Instructions to follow =
Work through the data below and copy out every line where "practitioner" is found.
===== Supplied records =====
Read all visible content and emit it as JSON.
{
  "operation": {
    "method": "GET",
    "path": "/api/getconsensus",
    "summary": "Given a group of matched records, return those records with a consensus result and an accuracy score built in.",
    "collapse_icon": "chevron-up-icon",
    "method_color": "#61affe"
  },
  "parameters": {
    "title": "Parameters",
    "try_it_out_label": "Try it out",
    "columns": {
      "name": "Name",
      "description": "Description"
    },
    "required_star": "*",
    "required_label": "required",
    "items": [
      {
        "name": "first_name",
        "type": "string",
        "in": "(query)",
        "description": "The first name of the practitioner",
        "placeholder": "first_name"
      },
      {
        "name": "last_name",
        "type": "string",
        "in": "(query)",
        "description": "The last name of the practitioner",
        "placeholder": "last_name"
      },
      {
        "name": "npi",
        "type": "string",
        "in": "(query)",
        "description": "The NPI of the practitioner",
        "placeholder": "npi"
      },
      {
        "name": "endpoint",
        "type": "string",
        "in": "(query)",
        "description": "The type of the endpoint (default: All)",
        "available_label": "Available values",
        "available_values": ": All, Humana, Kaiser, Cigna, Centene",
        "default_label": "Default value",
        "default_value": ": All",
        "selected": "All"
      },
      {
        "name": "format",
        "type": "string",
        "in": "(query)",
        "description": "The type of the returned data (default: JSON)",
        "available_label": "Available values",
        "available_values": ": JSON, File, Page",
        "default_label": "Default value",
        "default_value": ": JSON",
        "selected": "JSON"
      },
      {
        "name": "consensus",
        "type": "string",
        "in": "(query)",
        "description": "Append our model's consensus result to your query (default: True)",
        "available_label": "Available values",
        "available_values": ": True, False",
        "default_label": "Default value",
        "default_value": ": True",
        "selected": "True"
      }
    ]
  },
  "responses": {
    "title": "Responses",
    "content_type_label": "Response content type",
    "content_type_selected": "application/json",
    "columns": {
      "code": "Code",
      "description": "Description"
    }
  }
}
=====
Response area =
        "description": "The first name of the practitioner",
        "description": "The last name of the practitioner",
        "description": "The NPI of the practitioner",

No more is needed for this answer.